____ MATERIAL PROVIDED
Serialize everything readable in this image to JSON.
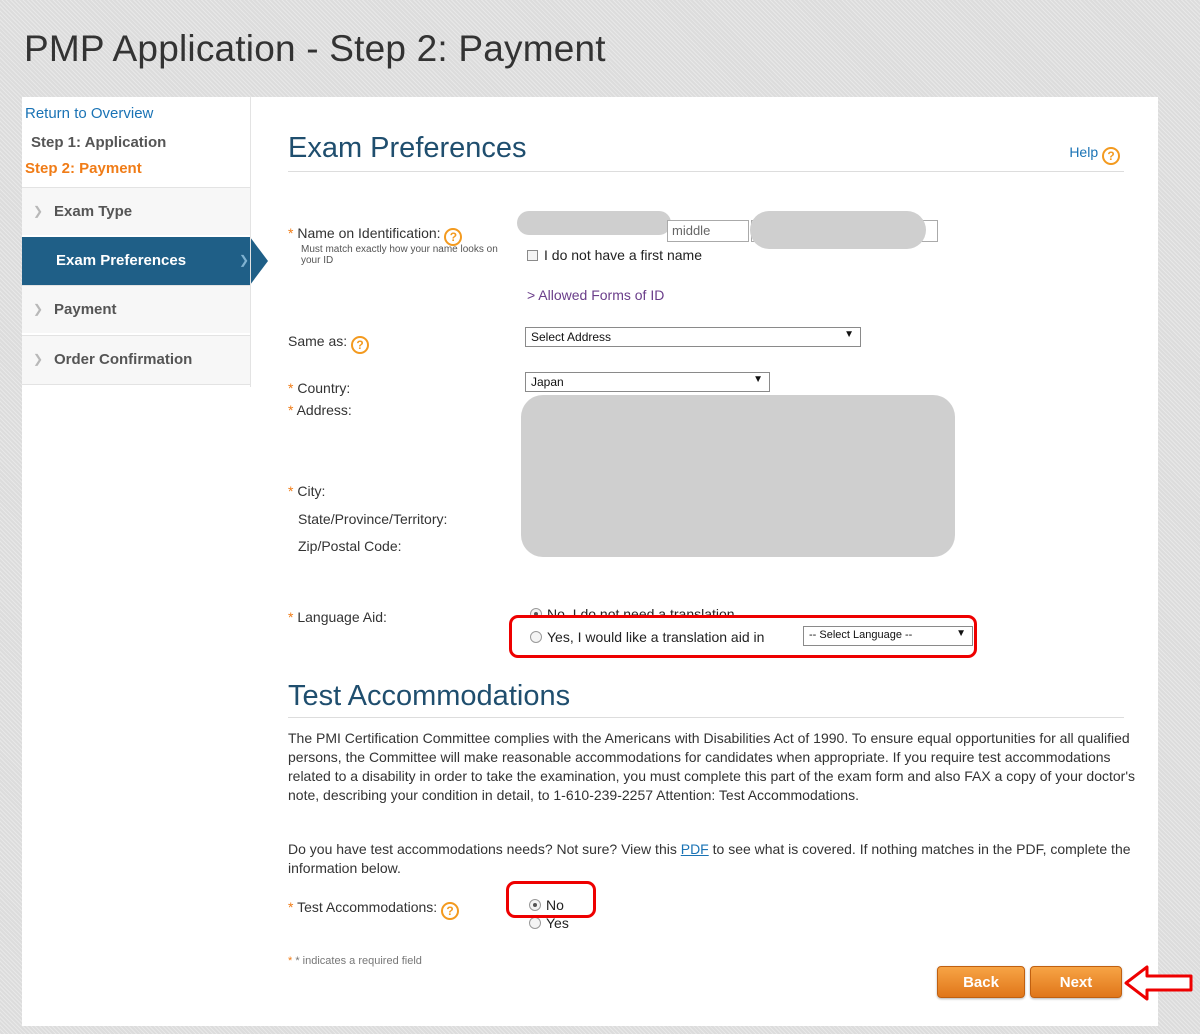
{
  "page": {
    "title": "PMP Application - Step 2: Payment"
  },
  "sidebar": {
    "return_link": "Return to Overview",
    "step1": "Step 1: Application",
    "step2": "Step 2: Payment",
    "items": [
      {
        "label": "Exam Type"
      },
      {
        "label": "Exam Preferences",
        "active": true
      },
      {
        "label": "Payment"
      },
      {
        "label": "Order Confirmation"
      }
    ]
  },
  "exam_preferences": {
    "title": "Exam Preferences",
    "help": "Help",
    "name_label": "Name on Identification:",
    "name_note": "Must match exactly how your name looks on your ID",
    "middle_placeholder": "middle",
    "no_first_name": "I do not have a first name",
    "allowed_forms": "> Allowed Forms of ID",
    "same_as_label": "Same as:",
    "same_as_value": "Select Address",
    "country_label": "Country:",
    "country_value": "Japan",
    "address_label": "Address:",
    "city_label": "City:",
    "state_label": "State/Province/Territory:",
    "zip_label": "Zip/Postal Code:",
    "language_label": "Language Aid:",
    "language_no": "No, I do not need a translation",
    "language_yes": "Yes, I would like a translation aid in",
    "language_select": "-- Select Language --"
  },
  "test_accommodations": {
    "title": "Test Accommodations",
    "para1": "The PMI Certification Committee complies with the Americans with Disabilities Act of 1990. To ensure equal opportunities for all qualified persons, the Committee will make reasonable accommodations for candidates when appropriate. If you require test accommodations related to a disability in order to take the examination, you must complete this part of the exam form and also FAX a copy of your doctor's note, describing your condition in detail, to 1-610-239-2257 Attention: Test Accommodations.",
    "para2_before": "Do you have test accommodations needs? Not sure? View this ",
    "pdf_link": "PDF",
    "para2_after": " to see what is covered. If nothing matches in the PDF, complete the information below.",
    "label": "Test Accommodations:",
    "option_no": "No",
    "option_yes": "Yes"
  },
  "footer": {
    "required_note": "* indicates a required field",
    "back": "Back",
    "next": "Next"
  },
  "colors": {
    "accent_orange": "#f07c17",
    "nav_active": "#1f5f87",
    "title_blue": "#1f4e6e",
    "highlight_red": "#e00000"
  }
}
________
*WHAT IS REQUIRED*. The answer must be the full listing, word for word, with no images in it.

*SOLUTION TO THIS TASK*.
Serialize everything readable in this image to JSON.
{
  "page": {
    "title": "PMP Application - Step 2: Payment"
  },
  "sidebar": {
    "return_link": "Return to Overview",
    "step1": "Step 1: Application",
    "step2": "Step 2: Payment",
    "items": [
      {
        "label": "Exam Type"
      },
      {
        "label": "Exam Preferences",
        "active": true
      },
      {
        "label": "Payment"
      },
      {
        "label": "Order Confirmation"
      }
    ]
  },
  "exam_preferences": {
    "title": "Exam Preferences",
    "help": "Help",
    "name_label": "Name on Identification:",
    "name_note": "Must match exactly how your name looks on your ID",
    "middle_placeholder": "middle",
    "no_first_name": "I do not have a first name",
    "allowed_forms": "> Allowed Forms of ID",
    "same_as_label": "Same as:",
    "same_as_value": "Select Address",
    "country_label": "Country:",
    "country_value": "Japan",
    "address_label": "Address:",
    "city_label": "City:",
    "state_label": "State/Province/Territory:",
    "zip_label": "Zip/Postal Code:",
    "language_label": "Language Aid:",
    "language_no": "No, I do not need a translation",
    "language_yes": "Yes, I would like a translation aid in",
    "language_select": "-- Select Language --"
  },
  "test_accommodations": {
    "title": "Test Accommodations",
    "para1": "The PMI Certification Committee complies with the Americans with Disabilities Act of 1990. To ensure equal opportunities for all qualified persons, the Committee will make reasonable accommodations for candidates when appropriate. If you require test accommodations related to a disability in order to take the examination, you must complete this part of the exam form and also FAX a copy of your doctor's note, describing your condition in detail, to 1-610-239-2257 Attention: Test Accommodations.",
    "para2_before": "Do you have test accommodations needs? Not sure? View this ",
    "pdf_link": "PDF",
    "para2_after": " to see what is covered. If nothing matches in the PDF, complete the information below.",
    "label": "Test Accommodations:",
    "option_no": "No",
    "option_yes": "Yes"
  },
  "footer": {
    "required_note": "* indicates a required field",
    "back": "Back",
    "next": "Next"
  },
  "colors": {
    "accent_orange": "#f07c17",
    "nav_active": "#1f5f87",
    "title_blue": "#1f4e6e",
    "highlight_red": "#e00000"
  }
}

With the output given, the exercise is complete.